Let’s say that again: wood pulp.
“Some grated Parmesan suppliers have been mislabeling products by filling them with too much cellulose, a common anti-clumping agent made from wood pulp, or using cheaper cheddar, instead of real Romano. Someone had to pay,” Bloomberg News reported.
The FDA considers cellulose safe to eat (surprise, surprise), but I’m pretty sure everyone would prefer Parmesan in their Parmesan cheese, even if it didn’t come from Parma, Italy. Cellulose would be preferred over the next food item, however.
What’s a little wood pulp sprinkled on your spaghetti when you’ve got maggots in your tomato sauce? The FDA lists such acceptable contamination in their Defect Levels Handbook, a disturbing and fascinating look into the agency’s process of regulating, well, grossness. As delineated in the handbook, a can of tomatoes can hold two “or more” maggots per 500 grams, which is just a little more than your typical, 14.5-ounce can of tomatoes.
The handbook looks like it was stolen from a mad scientist’s lair, with a long table of super-precise entries like “Popcorn. Rodent Filth: 20 or more gnawed grains per pound and rodent hair is found in 50% or more of the subsamples” and “Fig Paste. Insects: Contains 13 or more insect heads per 100 grams of fig paste in each of 2 or more subsamples.” It’s an entertaining read until you realize those items are probably sitting in your cupboard. Right now.

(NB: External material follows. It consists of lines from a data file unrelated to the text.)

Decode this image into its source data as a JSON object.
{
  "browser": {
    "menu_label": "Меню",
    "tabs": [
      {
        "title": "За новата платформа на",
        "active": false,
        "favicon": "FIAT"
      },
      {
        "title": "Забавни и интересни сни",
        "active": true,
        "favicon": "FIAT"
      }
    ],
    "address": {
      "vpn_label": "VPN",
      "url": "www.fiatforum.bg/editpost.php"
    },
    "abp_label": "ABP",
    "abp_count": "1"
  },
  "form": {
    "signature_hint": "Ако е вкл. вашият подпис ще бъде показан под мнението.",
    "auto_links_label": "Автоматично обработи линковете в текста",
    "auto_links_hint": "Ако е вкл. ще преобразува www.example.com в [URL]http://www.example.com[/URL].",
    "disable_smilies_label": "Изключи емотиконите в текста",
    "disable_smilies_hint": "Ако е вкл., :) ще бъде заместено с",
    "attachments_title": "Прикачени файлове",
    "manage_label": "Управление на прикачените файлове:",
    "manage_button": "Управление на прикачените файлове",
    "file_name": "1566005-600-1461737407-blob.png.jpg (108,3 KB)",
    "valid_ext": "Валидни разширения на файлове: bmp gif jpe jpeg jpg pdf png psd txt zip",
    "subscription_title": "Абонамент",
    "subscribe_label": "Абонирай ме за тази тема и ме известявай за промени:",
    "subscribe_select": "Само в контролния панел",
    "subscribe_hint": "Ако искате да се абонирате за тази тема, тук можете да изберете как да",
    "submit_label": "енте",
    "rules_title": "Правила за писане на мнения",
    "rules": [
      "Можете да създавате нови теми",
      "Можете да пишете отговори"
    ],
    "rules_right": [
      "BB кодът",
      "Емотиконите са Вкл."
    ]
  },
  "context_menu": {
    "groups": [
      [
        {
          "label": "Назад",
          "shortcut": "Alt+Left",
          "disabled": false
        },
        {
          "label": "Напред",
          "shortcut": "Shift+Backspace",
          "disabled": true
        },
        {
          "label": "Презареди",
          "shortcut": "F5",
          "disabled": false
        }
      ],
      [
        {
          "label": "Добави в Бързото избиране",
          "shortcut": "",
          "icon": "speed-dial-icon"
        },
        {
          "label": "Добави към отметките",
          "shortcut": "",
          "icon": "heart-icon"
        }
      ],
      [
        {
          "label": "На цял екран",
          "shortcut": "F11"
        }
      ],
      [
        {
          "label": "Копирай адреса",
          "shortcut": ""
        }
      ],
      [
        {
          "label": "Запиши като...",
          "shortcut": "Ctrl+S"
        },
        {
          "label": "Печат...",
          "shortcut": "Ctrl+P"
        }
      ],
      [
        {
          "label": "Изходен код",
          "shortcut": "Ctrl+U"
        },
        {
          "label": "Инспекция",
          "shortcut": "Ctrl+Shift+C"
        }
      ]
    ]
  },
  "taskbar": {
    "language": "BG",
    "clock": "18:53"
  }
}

The only way to avoid this seems to involve removing yourself from modern life entirely and dedicating most waking moments to planting, harvesting, and preserving your own food. But then again, some exposure is probably inevitable: We can’t avoid contact with insects and rodents, especially when foods are left in storage. As the FDA notes, “it is economically impractical to grow, harvest, or process raw products that are totally free of non-hazardous, naturally occurring, unavoidable defects.”
To cope, do what I did: Read the handbook and then pretend none of it applies to you.
Beaver anal glands
Perhaps the freakiest food fact of all: Your favorite ice cream is likely dosed with a succulent ingredient from the nether regions of Castor canadensis. Like, from the anuses of beavers. Like, in your food. That you’ve eaten. And that you can’t uneat. It’s labeled as “natural flavoring” even though it’s an approved food additive called castoreum made from the castor sacs of male and female beavers. I don’t know if I can go on writing this. I’m pretty sure I just had a momentary brain lapse. Maybe I should eat a sandwich.
As is consistent with our pattern of developing totally arbitrary and random-as-hell products that solve no real problems—jars of intermixed peanut butter and jelly, individually wrapped cheese slices, Easy Mac because the box macaroni and cheese is too much of a bother—beaver anus as “natural flavoring” is prevalent. I can’t assume the good folks in our U.S. corporate laboratories invented this product because verifying that would have involved typing and then reading the word “beaver anal glands” at least one more time, and that’s one more time too many.
So, folks, get out there trick-or-treating and support our good ol’ American supply chain! Just don’t eat anything.
Erin Sagen is a freelancer and former associate editor at YES! She lives in Seattle and writes about food, health, and suburban sustainability.